Conford, Handler and Meanor. The opinion of the court was delivered by Conford, P.J.A.D.
These are appeals from that part of an order entered in the Chancery Division fixing executors' commissions on corpus and fees for counsel to the executors in the administration of the estate of Charles F. Seabrook, who died October 20, 1964. Certain of the appellants originally appealed also the denial by the court of a demand by income beneficiaries that earnings of a corporation wholly owned by the testator, C.F. Seabrook Company, be allocated to income of the estate rather than corpus. This issue has been settled pending the appeal. The remaining issues are:
(a) whether the commissions awarded to executors are excessive;
(b) whether such commissions are inadequate, and
(c) whether the counsel fees awarded to the attorneys of the executors are excessive.
The background of the matter may be stated as follows. The testator's principal asset at death consisted of all the shares of stock of the corporation named above ("company") and several subsidiaries thereof. The company owned 12,000 acres of land in Cumberland County, most of which was farmland under long-term lease for farming purposes to Seaman Brothers. The subsidiary companies operated housing consisting of several hundred units and a large horticultural nursery, both fairly profitable operations and well run under the salaried ($21,000 per annum) management of Donald G. McAllister, who is also one of the six executors of the estate. The other executors are Bank of New Jersey (formerly Camden Trust Company); Samuel P. Orlando (until his decease in the Spring of 1972), who was the company's attorney at $5,000 per annum and served also as counsel to the estate; Clarence B. McCormick, a banker, who also became president of the company after the testator's death at a salary of $9,000 per annum; Leo P. Dorsey, a New York
lawyer, and Robert A. Sidur, son-in-law of Mr. Seabrook, who received a salary of $6,000 as head of the housing subsidiary but whose principal occupation was elsewhere. These men also served during the administration as the board of directors of the company.
There was a contest over probate of the will by next-of-kin claiming fraud and undue influence by Mr. Orlando and Mr. Dorsey. After 2 1/2 years of litigation the matter was settled by an increase of the distributive share of the widow and reduction of those of the several charitable beneficiaries.

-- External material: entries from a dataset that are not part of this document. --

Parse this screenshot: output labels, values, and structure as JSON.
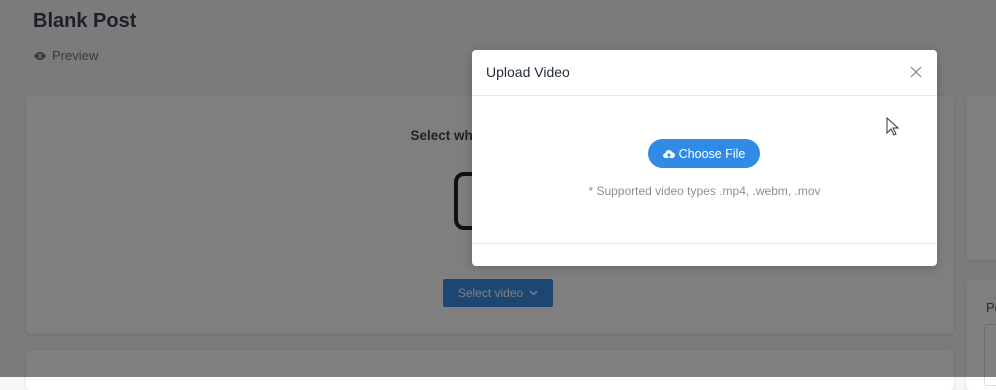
{
  "page": {
    "title": "Blank Post",
    "preview_label": "Preview"
  },
  "main_card": {
    "prompt": "Select what media you w",
    "select_button_label": "Select video"
  },
  "right_card": {
    "label": "Po"
  },
  "modal": {
    "title": "Upload Video",
    "choose_file_label": "Choose File",
    "supported_text": "* Supported video types .mp4, .webm, .mov"
  },
  "icons": {
    "preview": "eye-icon",
    "choose_file": "cloud-upload-icon",
    "select_dropdown": "chevron-down-icon",
    "close": "close-icon",
    "cursor": "mouse-cursor-icon"
  },
  "colors": {
    "primary": "#2f8be6",
    "overlay": "rgba(0,0,0,0.5)",
    "page_title": "#3a4150"
  }
}
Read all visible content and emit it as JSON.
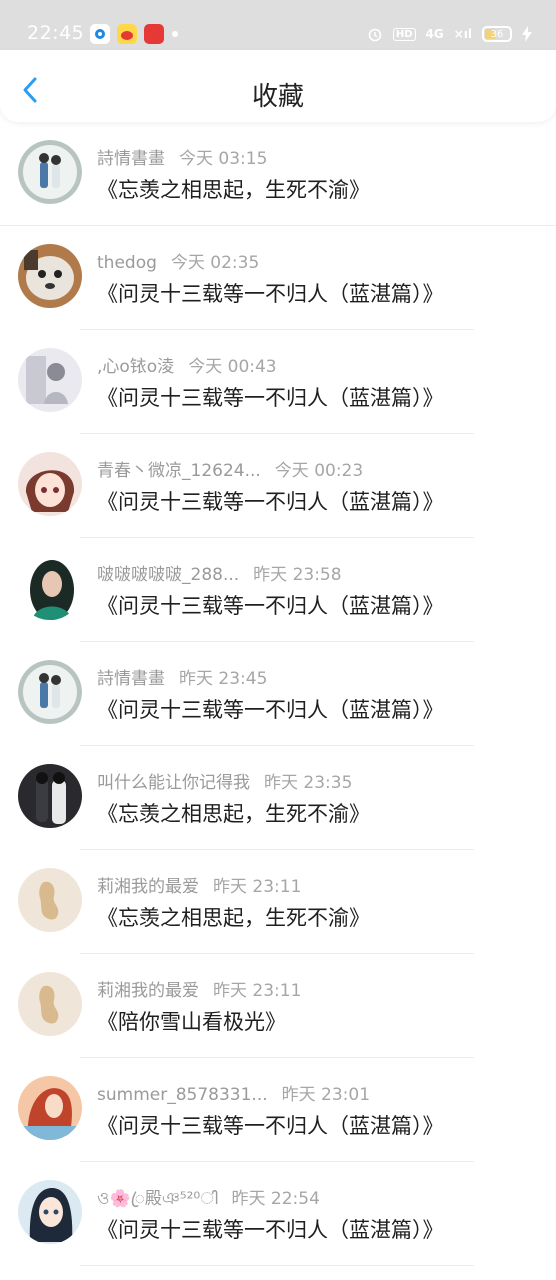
{
  "status_bar": {
    "time": "22:45",
    "battery": "36",
    "signal_label": "4G",
    "hd_label": "HD"
  },
  "header": {
    "title": "收藏"
  },
  "items": [
    {
      "name": "詩情書畫",
      "time": "今天 03:15",
      "work": "《忘羡之相思起，生死不渝》"
    },
    {
      "name": "thedog",
      "time": "今天 02:35",
      "work": "《问灵十三载等一不归人（蓝湛篇）》"
    },
    {
      "name": ",心o铱o淩",
      "time": "今天 00:43",
      "work": "《问灵十三载等一不归人（蓝湛篇）》"
    },
    {
      "name": "青春丶微凉_12624...",
      "time": "今天 00:23",
      "work": "《问灵十三载等一不归人（蓝湛篇）》"
    },
    {
      "name": "啵啵啵啵啵_288...",
      "time": "昨天 23:58",
      "work": "《问灵十三载等一不归人（蓝湛篇）》"
    },
    {
      "name": "詩情書畫",
      "time": "昨天 23:45",
      "work": "《问灵十三载等一不归人（蓝湛篇）》"
    },
    {
      "name": "叫什么能让你记得我",
      "time": "昨天 23:35",
      "work": "《忘羡之相思起，生死不渝》"
    },
    {
      "name": "莉湘我的最爱",
      "time": "昨天 23:11",
      "work": "《忘羡之相思起，生死不渝》"
    },
    {
      "name": "莉湘我的最爱",
      "time": "昨天 23:11",
      "work": "《陪你雪山看极光》"
    },
    {
      "name": "summer_8578331...",
      "time": "昨天 23:01",
      "work": "《问灵十三载等一不归人（蓝湛篇）》"
    },
    {
      "name": "ও🌸ꦿ殿ঞ⁵²⁰ി",
      "time": "昨天 22:54",
      "work": "《问灵十三载等一不归人（蓝湛篇）》"
    }
  ],
  "colors": {
    "accent": "#2a9df4",
    "status_bar_bg": "#dedede",
    "name_text": "#9a9a9a",
    "work_text": "#1f1f1f"
  }
}
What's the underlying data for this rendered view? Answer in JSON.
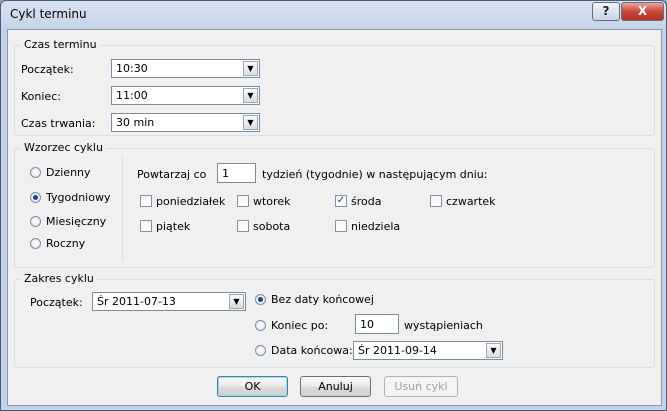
{
  "window": {
    "title": "Cykl terminu",
    "help": "?",
    "close": "X"
  },
  "time_group": {
    "legend": "Czas terminu",
    "start_label": "Początek:",
    "start_value": "10:30",
    "end_label": "Koniec:",
    "end_value": "11:00",
    "duration_label": "Czas trwania:",
    "duration_value": "30 min"
  },
  "pattern_group": {
    "legend": "Wzorzec cyklu",
    "options": [
      "Dzienny",
      "Tygodniowy",
      "Miesięczny",
      "Roczny"
    ],
    "selected": "Tygodniowy",
    "repeat_label": "Powtarzaj co",
    "repeat_value": "1",
    "repeat_suffix": "tydzień (tygodnie) w następującym dniu:",
    "days": [
      {
        "label": "poniedziałek",
        "checked": false
      },
      {
        "label": "wtorek",
        "checked": false
      },
      {
        "label": "środa",
        "checked": true
      },
      {
        "label": "czwartek",
        "checked": false
      },
      {
        "label": "piątek",
        "checked": false
      },
      {
        "label": "sobota",
        "checked": false
      },
      {
        "label": "niedziela",
        "checked": false
      }
    ]
  },
  "range_group": {
    "legend": "Zakres cyklu",
    "start_label": "Początek:",
    "start_value": "Śr 2011-07-13",
    "no_end_label": "Bez daty końcowej",
    "end_after_label": "Koniec po:",
    "end_after_value": "10",
    "end_after_suffix": "wystąpieniach",
    "end_date_label": "Data końcowa:",
    "end_date_value": "Śr 2011-09-14",
    "selected": "Bez daty końcowej"
  },
  "buttons": {
    "ok": "OK",
    "cancel": "Anuluj",
    "remove": "Usuń cykl"
  },
  "icons": {
    "dropdown": "▼",
    "checkmark": "✓"
  }
}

The executors qualified as such about April 1967, after the will contest, and have continued as executors until the present time, but the active administration largely subsided in November 1971 when the corporate shares (inclusive of the subsidiary corporations) were sold in bulk for $9,000,000 net (free of brokerage), and the proceeds were converted into United States Treasury bills.
The executors sought corpus commissions of $922,455.38, or the maximum statutory rate of 5% for one executor and 1% for each of the five additional executors on corpus receipts of $9,224,553.83. N.J.S.A. 3A:10-2. The trial court allowed the mandatory 5% of the first $100,000 and 2 1/2% of the remainder, and an additional 2% by reason of there being more than one fiduciary, or a total of $417,604.93.
The representatives of Mr. Orlando sought a counsel fee for his law firm of $300,000 and were allowed by the trial court $200,000.
N.J.S.A. 3A:10-1 provides that allowance of commissions on corpus in excess of $100,000 to testamentary fiduciaries "shall be made with reference to their actual pains, trouble and risk in settling the estate rather than in respect to the quantum of the estate." N.J.S.A. 3A:10-2 sets forth a maximum percentage of allowance on corpus over $100,000 coming into the fiduciary's hands: i.e., 5%, and,
in addition, regardless of the amount of corpus, a maximum rate of 1% additional for each fiduciary in excess of one.
In In re Bristle, 138 N.J. Eq. 476 (E. & A. 1946), it was said in relation to the same statutory provision:
Obviously, the maximum commission was intended to be applied to administrations involving the maximum amount of trouble and risk. [at 477]
In that case the appellate court reduced an award of corpus commissions from 3 1/2% to 2 1/2%, pointing out, among other things, that the estate had "for its ...